Session Two: The Response: Government Reactions Following 9/11 »
Rolf Mowatt-Larssen (Moderator)
Ambassador Henry Crumpton
General (Ret) Gene Renuart
John Farmer

This panel included policymakers, military personnel, and intelligence officers who led the response to 9/11 in the subsequent weeks, months, and years following the day of the attacks. The moderator unpacked key decision-points and developments related to government responses in an emerging Global War on Terrorism. 

Lunch Conversation - A View from the Ground – The Response in Afghanistan »
Natalie Colbert (Moderator)
Phil Reilly
Mike Hurley
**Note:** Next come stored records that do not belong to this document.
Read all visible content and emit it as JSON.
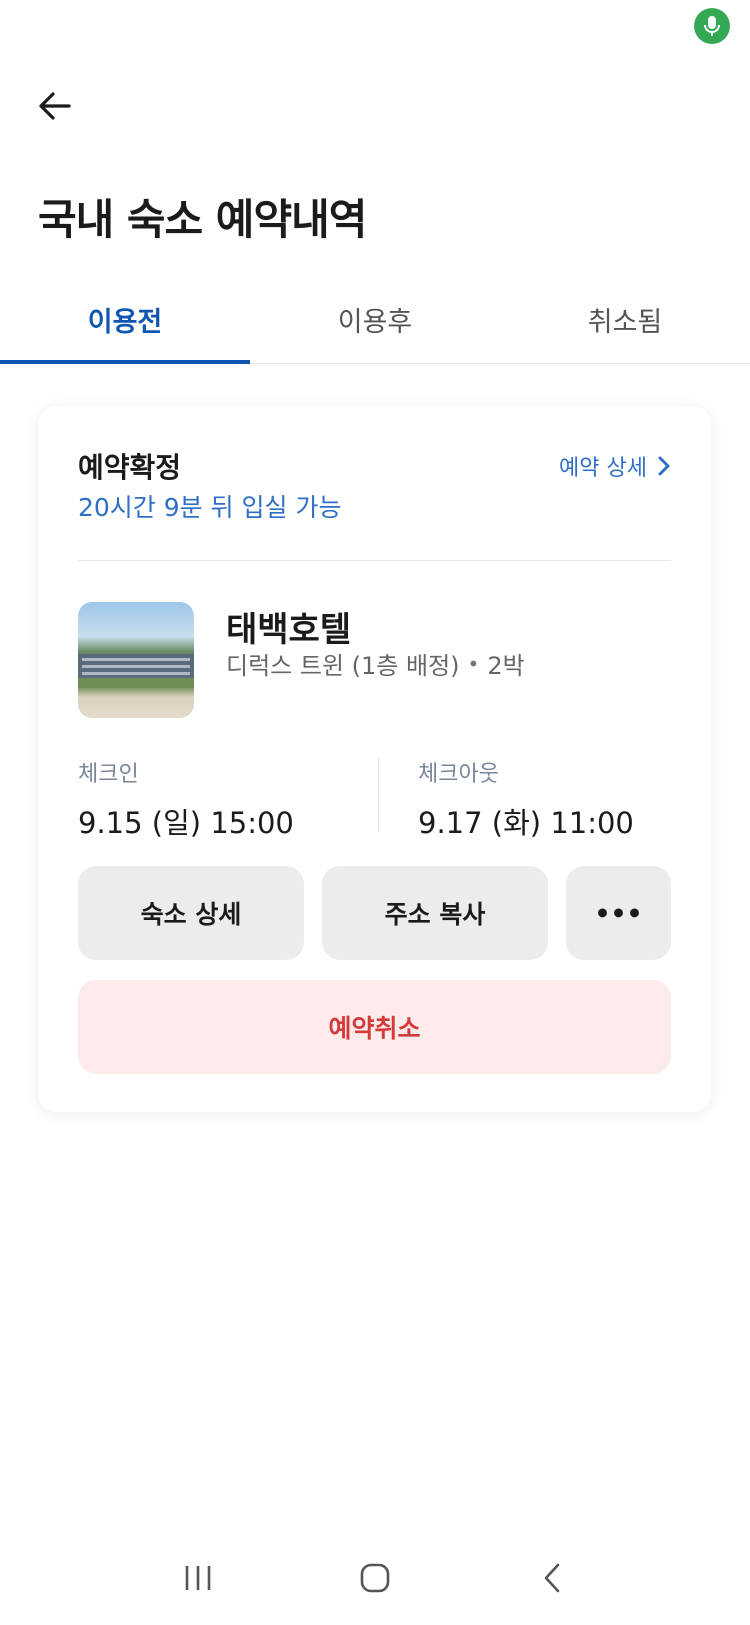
{
  "header": {
    "title": "국내 숙소 예약내역",
    "back_icon": "arrow-left-icon"
  },
  "tabs": [
    {
      "label": "이용전",
      "active": true
    },
    {
      "label": "이용후",
      "active": false
    },
    {
      "label": "취소됨",
      "active": false
    }
  ],
  "booking": {
    "status_title": "예약확정",
    "status_sub": "20시간 9분 뒤 입실 가능",
    "detail_link": "예약 상세",
    "hotel_name": "태백호텔",
    "room": "디럭스 트윈 (1층 배정)",
    "nights": "2박",
    "checkin_label": "체크인",
    "checkin_value": "9.15 (일) 15:00",
    "checkout_label": "체크아웃",
    "checkout_value": "9.17 (화) 11:00",
    "buttons": {
      "hotel_detail": "숙소 상세",
      "copy_address": "주소 복사",
      "more": "•••",
      "cancel": "예약취소"
    }
  },
  "colors": {
    "accent": "#0f56b3",
    "link": "#2f6fc7",
    "cancel_text": "#d33b3b",
    "cancel_bg": "#fdeaea"
  }
}
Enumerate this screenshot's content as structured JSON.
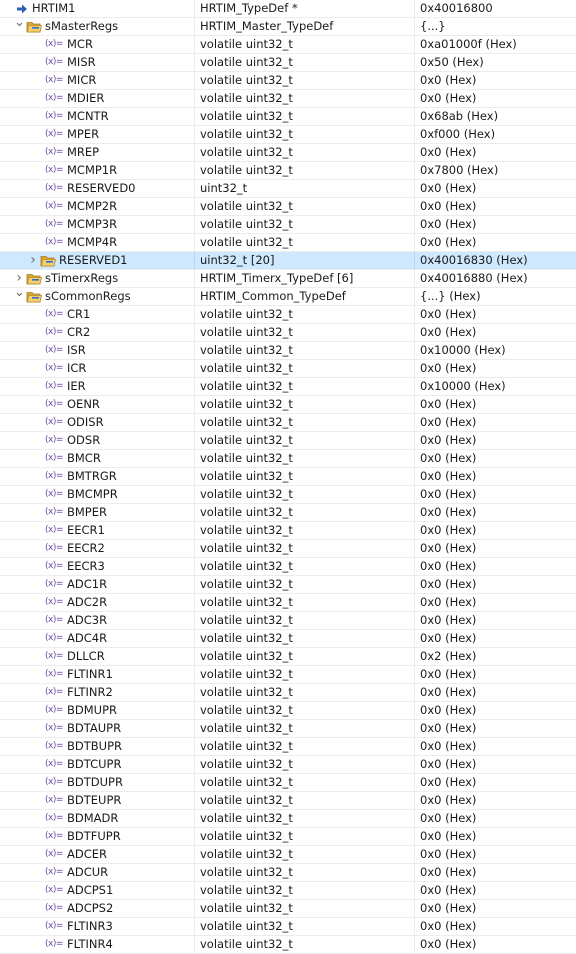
{
  "rows": [
    {
      "level": 0,
      "expander": "none",
      "icon": "pointer",
      "name": "HRTIM1",
      "type": "HRTIM_TypeDef *",
      "value": "0x40016800"
    },
    {
      "level": 1,
      "expander": "expanded",
      "icon": "struct",
      "name": "sMasterRegs",
      "type": "HRTIM_Master_TypeDef",
      "value": "{...}"
    },
    {
      "level": 2,
      "expander": "none",
      "icon": "variable",
      "name": "MCR",
      "type": "volatile uint32_t",
      "value": "0xa01000f (Hex)"
    },
    {
      "level": 2,
      "expander": "none",
      "icon": "variable",
      "name": "MISR",
      "type": "volatile uint32_t",
      "value": "0x50 (Hex)"
    },
    {
      "level": 2,
      "expander": "none",
      "icon": "variable",
      "name": "MICR",
      "type": "volatile uint32_t",
      "value": "0x0 (Hex)"
    },
    {
      "level": 2,
      "expander": "none",
      "icon": "variable",
      "name": "MDIER",
      "type": "volatile uint32_t",
      "value": "0x0 (Hex)"
    },
    {
      "level": 2,
      "expander": "none",
      "icon": "variable",
      "name": "MCNTR",
      "type": "volatile uint32_t",
      "value": "0x68ab (Hex)"
    },
    {
      "level": 2,
      "expander": "none",
      "icon": "variable",
      "name": "MPER",
      "type": "volatile uint32_t",
      "value": "0xf000 (Hex)"
    },
    {
      "level": 2,
      "expander": "none",
      "icon": "variable",
      "name": "MREP",
      "type": "volatile uint32_t",
      "value": "0x0 (Hex)"
    },
    {
      "level": 2,
      "expander": "none",
      "icon": "variable",
      "name": "MCMP1R",
      "type": "volatile uint32_t",
      "value": "0x7800 (Hex)"
    },
    {
      "level": 2,
      "expander": "none",
      "icon": "variable",
      "name": "RESERVED0",
      "type": "uint32_t",
      "value": "0x0 (Hex)"
    },
    {
      "level": 2,
      "expander": "none",
      "icon": "variable",
      "name": "MCMP2R",
      "type": "volatile uint32_t",
      "value": "0x0 (Hex)"
    },
    {
      "level": 2,
      "expander": "none",
      "icon": "variable",
      "name": "MCMP3R",
      "type": "volatile uint32_t",
      "value": "0x0 (Hex)"
    },
    {
      "level": 2,
      "expander": "none",
      "icon": "variable",
      "name": "MCMP4R",
      "type": "volatile uint32_t",
      "value": "0x0 (Hex)"
    },
    {
      "level": 2,
      "expander": "collapsed",
      "icon": "struct",
      "name": "RESERVED1",
      "type": "uint32_t [20]",
      "value": "0x40016830 (Hex)",
      "selected": true
    },
    {
      "level": 1,
      "expander": "collapsed",
      "icon": "struct",
      "name": "sTimerxRegs",
      "type": "HRTIM_Timerx_TypeDef [6]",
      "value": "0x40016880 (Hex)"
    },
    {
      "level": 1,
      "expander": "expanded",
      "icon": "struct",
      "name": "sCommonRegs",
      "type": "HRTIM_Common_TypeDef",
      "value": "{...} (Hex)"
    },
    {
      "level": 2,
      "expander": "none",
      "icon": "variable",
      "name": "CR1",
      "type": "volatile uint32_t",
      "value": "0x0 (Hex)"
    },
    {
      "level": 2,
      "expander": "none",
      "icon": "variable",
      "name": "CR2",
      "type": "volatile uint32_t",
      "value": "0x0 (Hex)"
    },
    {
      "level": 2,
      "expander": "none",
      "icon": "variable",
      "name": "ISR",
      "type": "volatile uint32_t",
      "value": "0x10000 (Hex)"
    },
    {
      "level": 2,
      "expander": "none",
      "icon": "variable",
      "name": "ICR",
      "type": "volatile uint32_t",
      "value": "0x0 (Hex)"
    },
    {
      "level": 2,
      "expander": "none",
      "icon": "variable",
      "name": "IER",
      "type": "volatile uint32_t",
      "value": "0x10000 (Hex)"
    },
    {
      "level": 2,
      "expander": "none",
      "icon": "variable",
      "name": "OENR",
      "type": "volatile uint32_t",
      "value": "0x0 (Hex)"
    },
    {
      "level": 2,
      "expander": "none",
      "icon": "variable",
      "name": "ODISR",
      "type": "volatile uint32_t",
      "value": "0x0 (Hex)"
    },
    {
      "level": 2,
      "expander": "none",
      "icon": "variable",
      "name": "ODSR",
      "type": "volatile uint32_t",
      "value": "0x0 (Hex)"
    },
    {
      "level": 2,
      "expander": "none",
      "icon": "variable",
      "name": "BMCR",
      "type": "volatile uint32_t",
      "value": "0x0 (Hex)"
    },
    {
      "level": 2,
      "expander": "none",
      "icon": "variable",
      "name": "BMTRGR",
      "type": "volatile uint32_t",
      "value": "0x0 (Hex)"
    },
    {
      "level": 2,
      "expander": "none",
      "icon": "variable",
      "name": "BMCMPR",
      "type": "volatile uint32_t",
      "value": "0x0 (Hex)"
    },
    {
      "level": 2,
      "expander": "none",
      "icon": "variable",
      "name": "BMPER",
      "type": "volatile uint32_t",
      "value": "0x0 (Hex)"
    },
    {
      "level": 2,
      "expander": "none",
      "icon": "variable",
      "name": "EECR1",
      "type": "volatile uint32_t",
      "value": "0x0 (Hex)"
    },
    {
      "level": 2,
      "expander": "none",
      "icon": "variable",
      "name": "EECR2",
      "type": "volatile uint32_t",
      "value": "0x0 (Hex)"
    },
    {
      "level": 2,
      "expander": "none",
      "icon": "variable",
      "name": "EECR3",
      "type": "volatile uint32_t",
      "value": "0x0 (Hex)"
    },
    {
      "level": 2,
      "expander": "none",
      "icon": "variable",
      "name": "ADC1R",
      "type": "volatile uint32_t",
      "value": "0x0 (Hex)"
    },
    {
      "level": 2,
      "expander": "none",
      "icon": "variable",
      "name": "ADC2R",
      "type": "volatile uint32_t",
      "value": "0x0 (Hex)"
    },
    {
      "level": 2,
      "expander": "none",
      "icon": "variable",
      "name": "ADC3R",
      "type": "volatile uint32_t",
      "value": "0x0 (Hex)"
    },
    {
      "level": 2,
      "expander": "none",
      "icon": "variable",
      "name": "ADC4R",
      "type": "volatile uint32_t",
      "value": "0x0 (Hex)"
    },
    {
      "level": 2,
      "expander": "none",
      "icon": "variable",
      "name": "DLLCR",
      "type": "volatile uint32_t",
      "value": "0x2 (Hex)"
    },
    {
      "level": 2,
      "expander": "none",
      "icon": "variable",
      "name": "FLTINR1",
      "type": "volatile uint32_t",
      "value": "0x0 (Hex)"
    },
    {
      "level": 2,
      "expander": "none",
      "icon": "variable",
      "name": "FLTINR2",
      "type": "volatile uint32_t",
      "value": "0x0 (Hex)"
    },
    {
      "level": 2,
      "expander": "none",
      "icon": "variable",
      "name": "BDMUPR",
      "type": "volatile uint32_t",
      "value": "0x0 (Hex)"
    },
    {
      "level": 2,
      "expander": "none",
      "icon": "variable",
      "name": "BDTAUPR",
      "type": "volatile uint32_t",
      "value": "0x0 (Hex)"
    },
    {
      "level": 2,
      "expander": "none",
      "icon": "variable",
      "name": "BDTBUPR",
      "type": "volatile uint32_t",
      "value": "0x0 (Hex)"
    },
    {
      "level": 2,
      "expander": "none",
      "icon": "variable",
      "name": "BDTCUPR",
      "type": "volatile uint32_t",
      "value": "0x0 (Hex)"
    },
    {
      "level": 2,
      "expander": "none",
      "icon": "variable",
      "name": "BDTDUPR",
      "type": "volatile uint32_t",
      "value": "0x0 (Hex)"
    },
    {
      "level": 2,
      "expander": "none",
      "icon": "variable",
      "name": "BDTEUPR",
      "type": "volatile uint32_t",
      "value": "0x0 (Hex)"
    },
    {
      "level": 2,
      "expander": "none",
      "icon": "variable",
      "name": "BDMADR",
      "type": "volatile uint32_t",
      "value": "0x0 (Hex)"
    },
    {
      "level": 2,
      "expander": "none",
      "icon": "variable",
      "name": "BDTFUPR",
      "type": "volatile uint32_t",
      "value": "0x0 (Hex)"
    },
    {
      "level": 2,
      "expander": "none",
      "icon": "variable",
      "name": "ADCER",
      "type": "volatile uint32_t",
      "value": "0x0 (Hex)"
    },
    {
      "level": 2,
      "expander": "none",
      "icon": "variable",
      "name": "ADCUR",
      "type": "volatile uint32_t",
      "value": "0x0 (Hex)"
    },
    {
      "level": 2,
      "expander": "none",
      "icon": "variable",
      "name": "ADCPS1",
      "type": "volatile uint32_t",
      "value": "0x0 (Hex)"
    },
    {
      "level": 2,
      "expander": "none",
      "icon": "variable",
      "name": "ADCPS2",
      "type": "volatile uint32_t",
      "value": "0x0 (Hex)"
    },
    {
      "level": 2,
      "expander": "none",
      "icon": "variable",
      "name": "FLTINR3",
      "type": "volatile uint32_t",
      "value": "0x0 (Hex)"
    },
    {
      "level": 2,
      "expander": "none",
      "icon": "variable",
      "name": "FLTINR4",
      "type": "volatile uint32_t",
      "value": "0x0 (Hex)"
    }
  ],
  "icons": {
    "variable_glyph": "(x)=",
    "variable_color": "#6a4aa8",
    "struct_color": "#e8b84a",
    "pointer_color": "#2f5fb3",
    "selection_color": "#cde8ff"
  }
}
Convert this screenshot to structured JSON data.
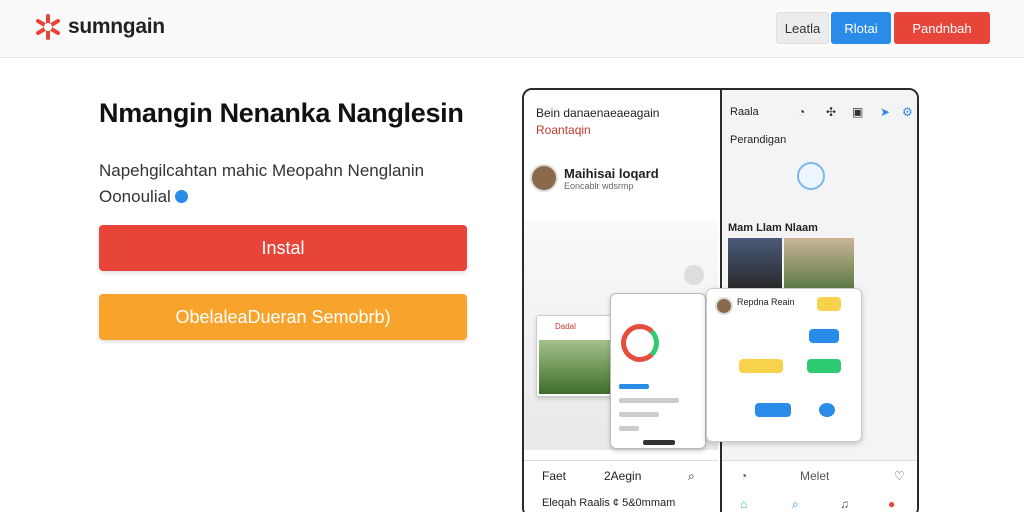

Recollections of those in first wave of the ground response into Afghanistan. The Taliban collapsed under U.S. ground and air pressure in 2001, with a miniscule U.S. footprint, just about as fast as the Afghan govt and army collapsed in 2021. Why? How? And what does it mean for today? 

Session Three: The Impact: Personal and Societal »
Michael Miner (Moderator)
9/11 Family Group
Brenda Berkman
Ann Van Hine
Steve Kern

This panel included individuals personally impacted by the attacks or during service in the aftermath. The moderator explored how this unprecedented event shaped American society. Questions and discussion offered an opportunity to hear personal reflections from those affected and how this moment changed lives forever. 

Session Four: Twenty Years Later - 9/11 History »
Calder Walton (Moderator)
David Omand
Philip Zelikow
Christopher Andrew  

With the passage of two decades, historians now have a longer view of the impact of 9/11 on governments and societies around the world. Moderated by Calder Walton, this panel of historians and political scientists grappled with the historical implications of 9/11 and what we have learned over the past twenty years. 

Session Five: The Future - Applying 9/11 History »
Graham Allison (Moderator)
Michael Morell
Amb Henry Crumpton
Phil Zelikow

A driving question for current practitioners is how we learn from the lessons of history and adapt to meet modern and future challenges. This panel featured currently serving policymakers and their reflections on how 9/11 shaped their worldview and decision-making for a world dramatically different than September 10, 2001. Digital/cyber/tech - what are the possible future 9/11’s, how do we spot them, and how do we prevent them. 

For more information on this publication: Belfer Communications Office
For Academic Citation: Power, Sean , Calder Walton and Michael Miner . “Report - 9/11: Intelligence and National Security Twenty Years Later.” Belfer Center for Science and International Affairs, Harvard Kennedy School, September 23, 2021.